Records from a dataset =
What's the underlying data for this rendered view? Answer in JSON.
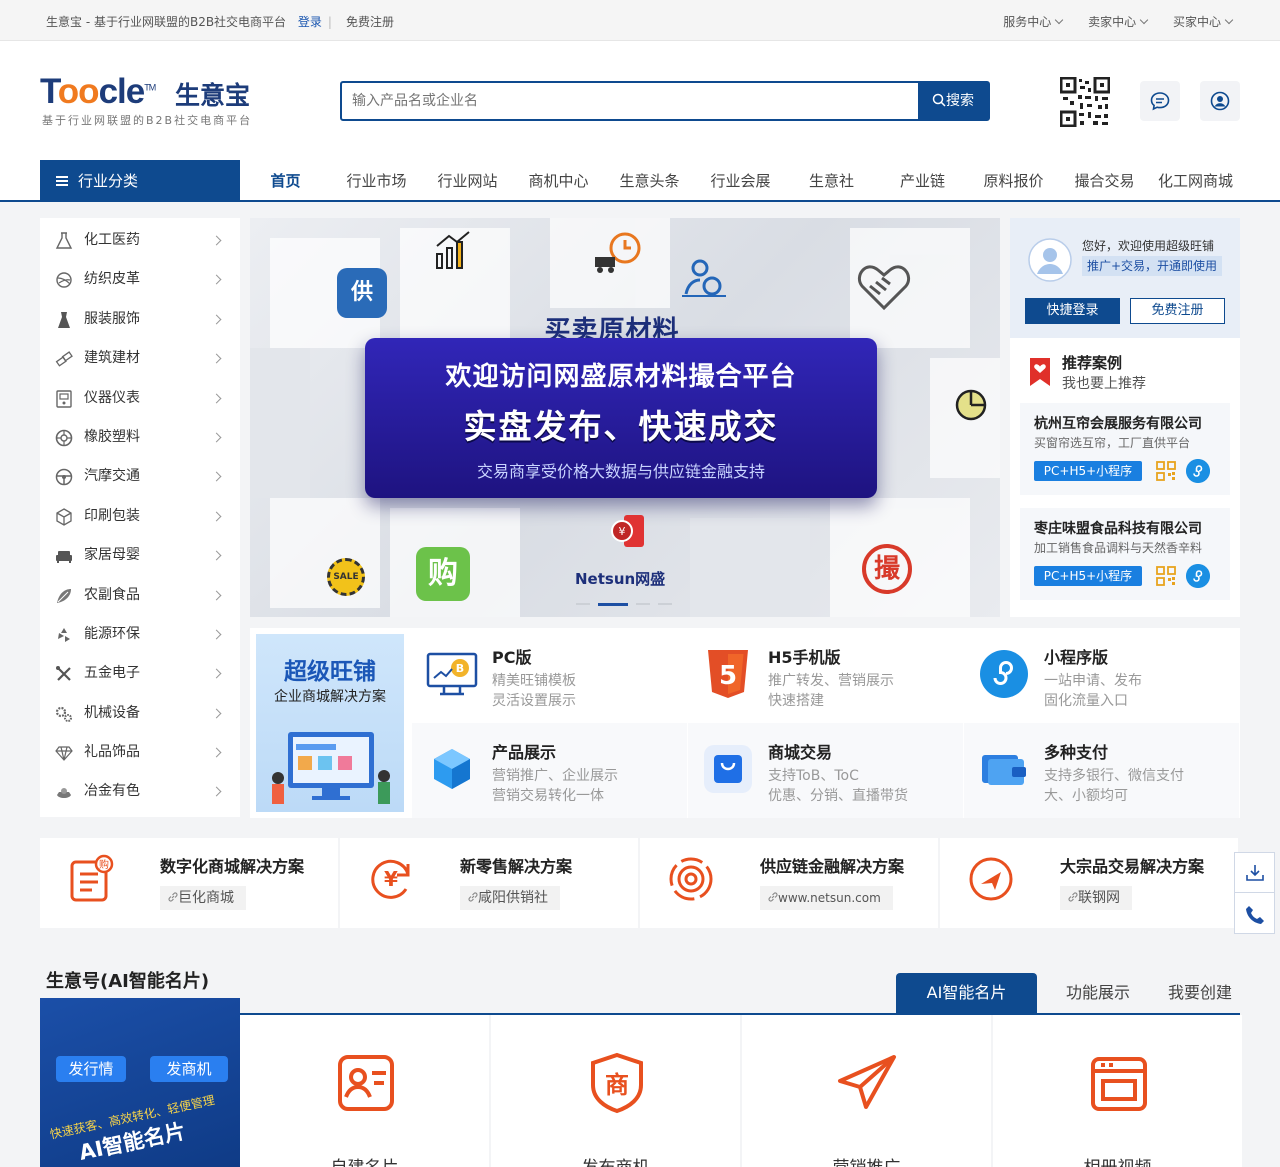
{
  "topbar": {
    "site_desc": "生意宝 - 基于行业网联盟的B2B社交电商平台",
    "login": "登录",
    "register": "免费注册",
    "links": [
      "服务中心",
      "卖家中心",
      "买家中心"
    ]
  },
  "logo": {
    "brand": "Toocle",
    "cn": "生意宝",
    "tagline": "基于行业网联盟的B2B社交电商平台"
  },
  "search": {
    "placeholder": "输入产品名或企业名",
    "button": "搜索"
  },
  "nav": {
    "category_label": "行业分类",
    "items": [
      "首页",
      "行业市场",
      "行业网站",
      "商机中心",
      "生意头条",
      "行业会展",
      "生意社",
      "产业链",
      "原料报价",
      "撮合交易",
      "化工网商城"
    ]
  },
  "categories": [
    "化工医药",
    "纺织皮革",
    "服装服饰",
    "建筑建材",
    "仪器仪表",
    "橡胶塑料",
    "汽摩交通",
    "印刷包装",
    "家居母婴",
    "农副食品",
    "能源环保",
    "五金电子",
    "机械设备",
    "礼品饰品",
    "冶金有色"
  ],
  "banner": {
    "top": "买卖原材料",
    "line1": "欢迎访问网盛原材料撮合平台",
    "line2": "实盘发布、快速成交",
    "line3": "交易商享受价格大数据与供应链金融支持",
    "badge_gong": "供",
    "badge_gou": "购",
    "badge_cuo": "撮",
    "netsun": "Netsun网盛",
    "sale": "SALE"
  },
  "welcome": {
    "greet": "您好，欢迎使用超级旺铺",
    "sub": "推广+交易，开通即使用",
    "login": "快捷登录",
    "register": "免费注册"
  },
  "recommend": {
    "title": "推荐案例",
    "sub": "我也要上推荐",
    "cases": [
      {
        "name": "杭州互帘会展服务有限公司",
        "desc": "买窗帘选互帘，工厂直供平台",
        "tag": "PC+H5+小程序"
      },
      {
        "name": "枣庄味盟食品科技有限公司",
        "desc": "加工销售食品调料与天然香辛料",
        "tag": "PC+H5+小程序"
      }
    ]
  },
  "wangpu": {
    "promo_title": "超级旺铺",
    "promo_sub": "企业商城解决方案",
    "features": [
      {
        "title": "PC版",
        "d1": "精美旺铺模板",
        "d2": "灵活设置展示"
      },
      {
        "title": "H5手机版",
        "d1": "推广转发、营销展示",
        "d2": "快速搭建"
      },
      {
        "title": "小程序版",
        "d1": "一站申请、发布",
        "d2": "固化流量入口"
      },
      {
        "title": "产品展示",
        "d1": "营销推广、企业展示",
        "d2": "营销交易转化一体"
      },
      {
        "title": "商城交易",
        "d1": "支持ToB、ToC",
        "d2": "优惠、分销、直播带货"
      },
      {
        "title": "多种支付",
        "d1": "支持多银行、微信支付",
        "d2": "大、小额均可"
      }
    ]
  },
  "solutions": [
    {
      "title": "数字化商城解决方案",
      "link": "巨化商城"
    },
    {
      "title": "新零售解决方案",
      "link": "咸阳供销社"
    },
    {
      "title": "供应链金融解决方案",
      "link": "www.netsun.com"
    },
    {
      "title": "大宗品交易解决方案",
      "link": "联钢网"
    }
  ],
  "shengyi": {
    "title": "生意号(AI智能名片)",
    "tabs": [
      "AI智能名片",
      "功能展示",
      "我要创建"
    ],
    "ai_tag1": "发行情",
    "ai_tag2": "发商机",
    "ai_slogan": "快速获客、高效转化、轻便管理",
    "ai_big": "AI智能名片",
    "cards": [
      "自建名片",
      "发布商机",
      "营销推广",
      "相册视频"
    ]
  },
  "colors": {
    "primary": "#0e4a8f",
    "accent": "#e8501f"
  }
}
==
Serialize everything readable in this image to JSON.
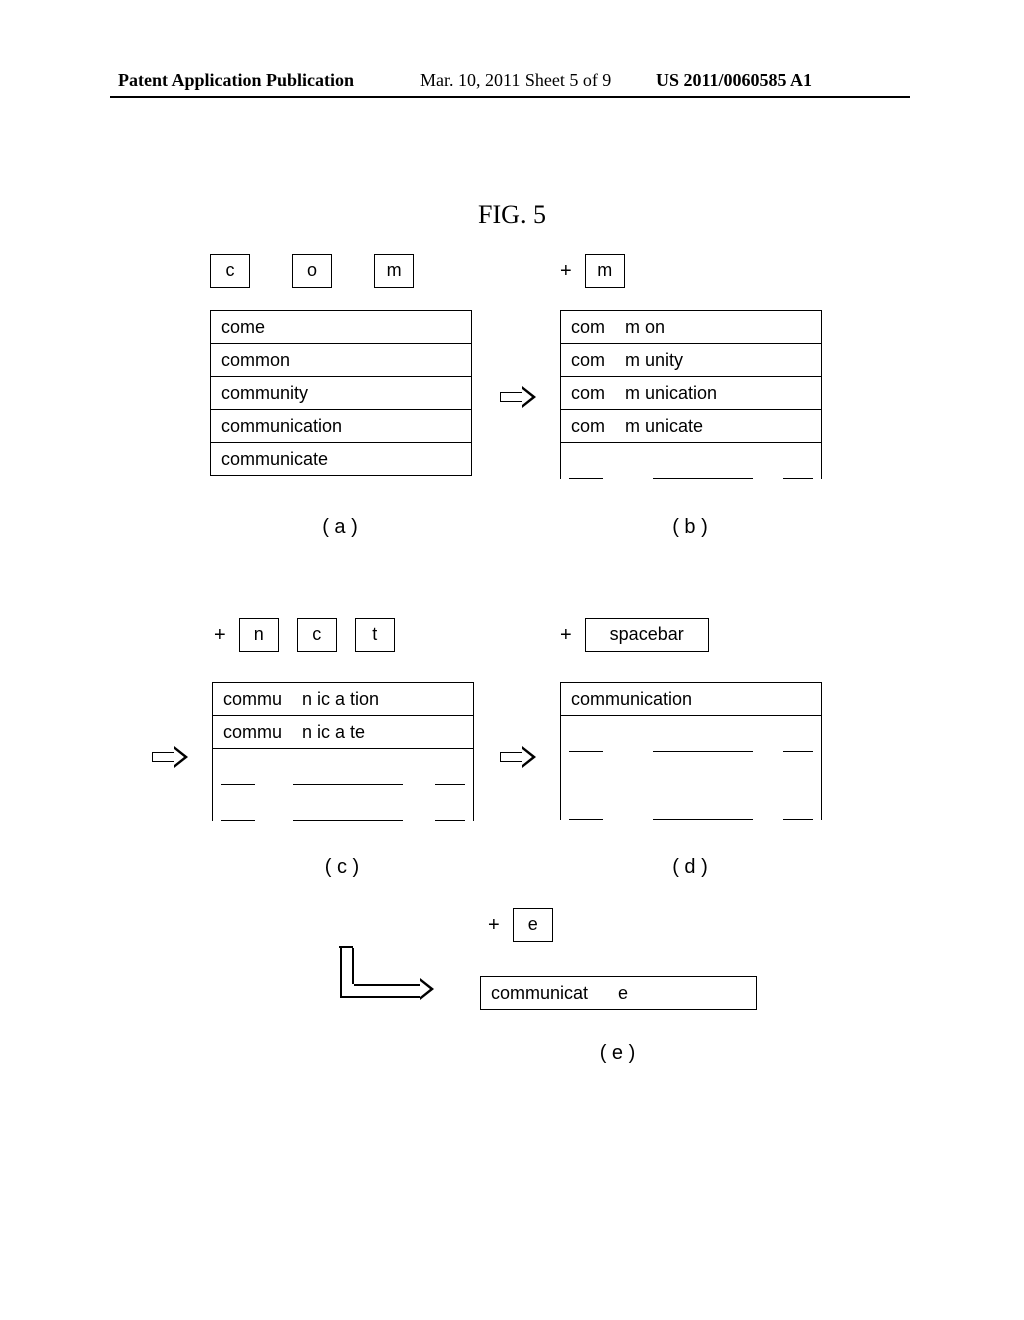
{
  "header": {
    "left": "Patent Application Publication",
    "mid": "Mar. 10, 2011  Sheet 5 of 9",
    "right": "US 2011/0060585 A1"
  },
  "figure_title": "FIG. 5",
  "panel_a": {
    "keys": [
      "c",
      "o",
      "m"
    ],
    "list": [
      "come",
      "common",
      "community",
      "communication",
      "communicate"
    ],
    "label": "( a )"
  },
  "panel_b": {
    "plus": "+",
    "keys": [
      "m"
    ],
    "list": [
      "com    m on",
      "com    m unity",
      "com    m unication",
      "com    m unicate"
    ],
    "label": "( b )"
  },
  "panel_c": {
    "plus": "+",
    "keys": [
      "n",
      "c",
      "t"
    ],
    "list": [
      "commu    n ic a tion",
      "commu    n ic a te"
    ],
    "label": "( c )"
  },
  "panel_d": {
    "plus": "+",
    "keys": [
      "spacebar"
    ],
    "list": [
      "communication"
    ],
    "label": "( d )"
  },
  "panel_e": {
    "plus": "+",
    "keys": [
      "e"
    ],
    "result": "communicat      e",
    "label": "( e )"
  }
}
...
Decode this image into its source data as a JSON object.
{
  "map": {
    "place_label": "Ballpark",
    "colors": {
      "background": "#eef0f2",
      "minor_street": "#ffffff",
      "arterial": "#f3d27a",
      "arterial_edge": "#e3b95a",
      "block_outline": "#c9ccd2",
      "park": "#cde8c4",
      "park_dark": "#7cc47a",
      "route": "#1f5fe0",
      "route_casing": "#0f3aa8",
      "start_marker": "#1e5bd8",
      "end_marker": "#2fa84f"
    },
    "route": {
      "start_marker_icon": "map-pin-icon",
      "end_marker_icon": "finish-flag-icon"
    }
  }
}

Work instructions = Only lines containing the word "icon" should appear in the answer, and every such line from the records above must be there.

Result =
      "start_marker_icon": "map-pin-icon",
      "end_marker_icon": "finish-flag-icon"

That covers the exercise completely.